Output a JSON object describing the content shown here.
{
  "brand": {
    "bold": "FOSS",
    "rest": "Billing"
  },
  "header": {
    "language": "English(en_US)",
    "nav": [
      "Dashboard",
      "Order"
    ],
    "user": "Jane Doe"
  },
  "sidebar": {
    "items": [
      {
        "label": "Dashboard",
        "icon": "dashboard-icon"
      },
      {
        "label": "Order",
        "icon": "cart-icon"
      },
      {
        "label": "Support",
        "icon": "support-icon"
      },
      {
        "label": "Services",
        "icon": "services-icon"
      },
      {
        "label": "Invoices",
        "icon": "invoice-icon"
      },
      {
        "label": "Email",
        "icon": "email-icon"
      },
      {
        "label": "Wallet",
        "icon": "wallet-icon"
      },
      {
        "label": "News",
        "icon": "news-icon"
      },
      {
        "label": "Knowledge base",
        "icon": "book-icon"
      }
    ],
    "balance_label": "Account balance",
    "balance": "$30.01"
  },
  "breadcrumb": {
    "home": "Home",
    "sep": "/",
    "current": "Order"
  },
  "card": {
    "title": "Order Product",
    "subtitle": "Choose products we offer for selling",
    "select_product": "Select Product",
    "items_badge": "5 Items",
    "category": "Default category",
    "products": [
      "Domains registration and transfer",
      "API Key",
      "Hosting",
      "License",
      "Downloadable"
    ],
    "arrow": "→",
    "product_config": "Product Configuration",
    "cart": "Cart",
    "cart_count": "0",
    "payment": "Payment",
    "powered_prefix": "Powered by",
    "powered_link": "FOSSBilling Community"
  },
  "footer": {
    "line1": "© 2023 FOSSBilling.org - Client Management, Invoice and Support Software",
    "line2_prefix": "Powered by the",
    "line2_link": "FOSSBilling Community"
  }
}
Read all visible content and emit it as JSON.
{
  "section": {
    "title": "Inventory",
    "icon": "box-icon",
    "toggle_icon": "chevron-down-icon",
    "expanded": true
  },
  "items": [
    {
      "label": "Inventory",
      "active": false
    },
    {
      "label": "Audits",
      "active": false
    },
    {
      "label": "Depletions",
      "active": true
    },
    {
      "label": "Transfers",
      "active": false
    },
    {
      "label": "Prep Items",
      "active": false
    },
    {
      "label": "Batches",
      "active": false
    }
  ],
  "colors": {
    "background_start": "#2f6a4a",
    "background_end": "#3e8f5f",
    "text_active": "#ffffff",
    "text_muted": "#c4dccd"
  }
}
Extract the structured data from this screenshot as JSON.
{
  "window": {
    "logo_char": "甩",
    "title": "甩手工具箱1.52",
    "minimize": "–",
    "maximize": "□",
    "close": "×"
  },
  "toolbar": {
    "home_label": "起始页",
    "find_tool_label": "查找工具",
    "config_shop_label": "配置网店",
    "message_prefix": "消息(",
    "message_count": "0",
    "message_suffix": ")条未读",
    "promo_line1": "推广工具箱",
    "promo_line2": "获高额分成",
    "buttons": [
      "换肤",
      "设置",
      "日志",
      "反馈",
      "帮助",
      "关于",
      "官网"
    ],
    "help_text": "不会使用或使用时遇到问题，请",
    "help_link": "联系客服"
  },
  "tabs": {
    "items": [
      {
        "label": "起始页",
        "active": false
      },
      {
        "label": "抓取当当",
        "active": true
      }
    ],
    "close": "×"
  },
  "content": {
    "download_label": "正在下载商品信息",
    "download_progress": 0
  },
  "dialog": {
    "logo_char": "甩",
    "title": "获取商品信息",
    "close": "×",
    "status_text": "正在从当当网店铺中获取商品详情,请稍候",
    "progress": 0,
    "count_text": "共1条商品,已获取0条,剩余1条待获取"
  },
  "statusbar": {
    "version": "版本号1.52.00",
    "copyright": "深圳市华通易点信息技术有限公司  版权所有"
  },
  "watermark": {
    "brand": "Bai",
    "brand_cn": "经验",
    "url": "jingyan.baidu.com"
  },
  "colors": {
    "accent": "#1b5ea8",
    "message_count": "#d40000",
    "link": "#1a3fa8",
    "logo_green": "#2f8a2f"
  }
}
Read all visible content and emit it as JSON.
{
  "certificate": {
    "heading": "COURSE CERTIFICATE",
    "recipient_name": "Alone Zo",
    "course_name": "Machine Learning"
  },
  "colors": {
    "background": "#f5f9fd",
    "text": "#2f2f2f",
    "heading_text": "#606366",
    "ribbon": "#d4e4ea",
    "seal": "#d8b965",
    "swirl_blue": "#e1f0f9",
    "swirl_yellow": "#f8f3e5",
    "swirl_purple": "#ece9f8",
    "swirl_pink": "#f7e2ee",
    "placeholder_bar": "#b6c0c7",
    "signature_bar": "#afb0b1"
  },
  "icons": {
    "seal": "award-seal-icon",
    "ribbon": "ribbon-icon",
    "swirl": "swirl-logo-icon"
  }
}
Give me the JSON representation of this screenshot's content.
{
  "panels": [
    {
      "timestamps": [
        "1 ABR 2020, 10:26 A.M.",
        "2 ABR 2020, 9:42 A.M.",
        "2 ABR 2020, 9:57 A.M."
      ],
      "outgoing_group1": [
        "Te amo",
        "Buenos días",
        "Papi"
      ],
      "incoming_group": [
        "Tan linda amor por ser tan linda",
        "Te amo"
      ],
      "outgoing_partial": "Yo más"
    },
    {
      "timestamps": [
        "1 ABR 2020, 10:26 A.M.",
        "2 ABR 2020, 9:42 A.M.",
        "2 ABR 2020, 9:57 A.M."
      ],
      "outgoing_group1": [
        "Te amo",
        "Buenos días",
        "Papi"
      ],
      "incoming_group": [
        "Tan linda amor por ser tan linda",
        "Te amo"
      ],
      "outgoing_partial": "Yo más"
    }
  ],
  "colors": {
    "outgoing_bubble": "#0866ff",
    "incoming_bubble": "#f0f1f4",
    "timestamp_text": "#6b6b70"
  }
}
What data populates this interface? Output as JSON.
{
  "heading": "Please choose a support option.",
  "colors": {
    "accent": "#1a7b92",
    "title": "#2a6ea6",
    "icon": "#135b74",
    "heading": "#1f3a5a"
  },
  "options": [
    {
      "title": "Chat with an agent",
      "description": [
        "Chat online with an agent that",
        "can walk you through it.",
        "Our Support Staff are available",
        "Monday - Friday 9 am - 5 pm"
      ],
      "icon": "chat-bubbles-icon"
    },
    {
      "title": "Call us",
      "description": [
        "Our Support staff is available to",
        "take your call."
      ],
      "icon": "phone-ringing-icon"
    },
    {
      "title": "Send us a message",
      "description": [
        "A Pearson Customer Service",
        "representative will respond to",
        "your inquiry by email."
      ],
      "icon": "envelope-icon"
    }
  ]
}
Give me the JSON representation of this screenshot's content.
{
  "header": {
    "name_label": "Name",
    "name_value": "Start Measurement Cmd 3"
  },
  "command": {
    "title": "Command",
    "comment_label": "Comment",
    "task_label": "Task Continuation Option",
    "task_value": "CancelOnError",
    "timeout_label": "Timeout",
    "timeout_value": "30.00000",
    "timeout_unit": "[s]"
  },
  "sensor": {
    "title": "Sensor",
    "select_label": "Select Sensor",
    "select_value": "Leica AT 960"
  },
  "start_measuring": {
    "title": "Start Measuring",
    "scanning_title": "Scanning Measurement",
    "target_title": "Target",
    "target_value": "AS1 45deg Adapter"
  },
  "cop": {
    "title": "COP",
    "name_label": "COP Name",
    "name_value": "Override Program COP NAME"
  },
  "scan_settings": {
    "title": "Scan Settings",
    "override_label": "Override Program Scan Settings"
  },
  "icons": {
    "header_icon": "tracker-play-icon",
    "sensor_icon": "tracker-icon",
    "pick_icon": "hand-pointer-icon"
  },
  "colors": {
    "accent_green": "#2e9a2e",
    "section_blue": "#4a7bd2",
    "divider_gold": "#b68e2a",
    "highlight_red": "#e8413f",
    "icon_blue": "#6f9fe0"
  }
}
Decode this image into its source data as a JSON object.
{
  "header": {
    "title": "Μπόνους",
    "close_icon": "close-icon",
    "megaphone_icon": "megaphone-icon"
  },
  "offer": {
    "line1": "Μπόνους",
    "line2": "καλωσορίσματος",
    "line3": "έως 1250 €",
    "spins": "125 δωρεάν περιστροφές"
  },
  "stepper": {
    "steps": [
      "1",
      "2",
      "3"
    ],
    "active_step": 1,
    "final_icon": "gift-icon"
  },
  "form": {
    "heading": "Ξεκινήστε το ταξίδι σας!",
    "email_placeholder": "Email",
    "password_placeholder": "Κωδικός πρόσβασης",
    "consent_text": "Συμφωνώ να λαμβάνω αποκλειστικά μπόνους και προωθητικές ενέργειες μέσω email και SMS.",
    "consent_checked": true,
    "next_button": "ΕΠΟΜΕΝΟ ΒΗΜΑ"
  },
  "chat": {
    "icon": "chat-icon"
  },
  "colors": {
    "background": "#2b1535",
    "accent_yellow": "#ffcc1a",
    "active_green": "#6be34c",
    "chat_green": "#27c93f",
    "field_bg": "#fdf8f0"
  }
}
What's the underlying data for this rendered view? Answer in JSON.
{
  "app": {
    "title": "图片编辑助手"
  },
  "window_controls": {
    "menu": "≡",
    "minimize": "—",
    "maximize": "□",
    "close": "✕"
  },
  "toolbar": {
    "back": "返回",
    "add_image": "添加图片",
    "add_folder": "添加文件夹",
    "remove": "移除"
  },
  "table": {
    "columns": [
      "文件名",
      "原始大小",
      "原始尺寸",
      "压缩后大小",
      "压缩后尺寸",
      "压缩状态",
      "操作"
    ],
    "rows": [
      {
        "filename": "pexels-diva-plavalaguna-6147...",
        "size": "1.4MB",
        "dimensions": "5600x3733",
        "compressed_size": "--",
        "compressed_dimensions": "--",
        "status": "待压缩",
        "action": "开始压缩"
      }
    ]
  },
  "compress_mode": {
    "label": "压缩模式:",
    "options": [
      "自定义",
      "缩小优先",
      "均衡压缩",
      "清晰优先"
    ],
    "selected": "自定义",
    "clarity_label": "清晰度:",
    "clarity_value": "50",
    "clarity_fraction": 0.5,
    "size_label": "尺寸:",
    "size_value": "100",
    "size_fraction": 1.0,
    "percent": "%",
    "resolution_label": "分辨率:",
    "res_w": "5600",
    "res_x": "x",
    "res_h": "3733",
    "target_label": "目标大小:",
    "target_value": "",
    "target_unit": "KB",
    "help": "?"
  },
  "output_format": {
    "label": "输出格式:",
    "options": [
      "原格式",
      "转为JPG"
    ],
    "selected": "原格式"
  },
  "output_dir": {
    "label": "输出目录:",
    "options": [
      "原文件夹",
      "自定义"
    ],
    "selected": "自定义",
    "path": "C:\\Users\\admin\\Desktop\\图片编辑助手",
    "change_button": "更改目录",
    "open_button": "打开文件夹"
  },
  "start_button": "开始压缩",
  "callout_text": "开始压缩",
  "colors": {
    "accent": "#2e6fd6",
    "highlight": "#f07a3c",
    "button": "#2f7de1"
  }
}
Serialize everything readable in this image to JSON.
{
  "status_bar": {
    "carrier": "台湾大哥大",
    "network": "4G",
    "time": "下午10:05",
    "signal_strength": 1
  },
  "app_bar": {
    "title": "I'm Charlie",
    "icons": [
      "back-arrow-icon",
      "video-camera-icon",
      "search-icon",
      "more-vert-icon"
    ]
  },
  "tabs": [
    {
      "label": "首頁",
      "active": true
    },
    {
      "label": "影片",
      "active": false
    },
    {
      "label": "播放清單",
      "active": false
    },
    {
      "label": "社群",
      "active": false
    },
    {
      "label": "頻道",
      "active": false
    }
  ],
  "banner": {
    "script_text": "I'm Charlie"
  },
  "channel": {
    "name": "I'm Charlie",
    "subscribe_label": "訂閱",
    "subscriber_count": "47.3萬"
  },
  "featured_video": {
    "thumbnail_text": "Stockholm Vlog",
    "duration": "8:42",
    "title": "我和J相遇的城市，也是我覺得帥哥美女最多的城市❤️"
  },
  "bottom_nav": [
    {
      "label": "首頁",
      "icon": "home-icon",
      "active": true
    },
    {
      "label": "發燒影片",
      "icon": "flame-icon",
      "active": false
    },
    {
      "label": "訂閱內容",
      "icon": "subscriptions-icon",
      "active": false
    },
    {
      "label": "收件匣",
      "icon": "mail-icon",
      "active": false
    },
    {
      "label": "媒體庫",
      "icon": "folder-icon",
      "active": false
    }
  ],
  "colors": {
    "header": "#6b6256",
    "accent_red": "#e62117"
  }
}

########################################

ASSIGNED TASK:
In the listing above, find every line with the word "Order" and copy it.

TASK RESULT:
      "Order"
        "label": "Order",
    "current": "Order"
    "title": "Order Product",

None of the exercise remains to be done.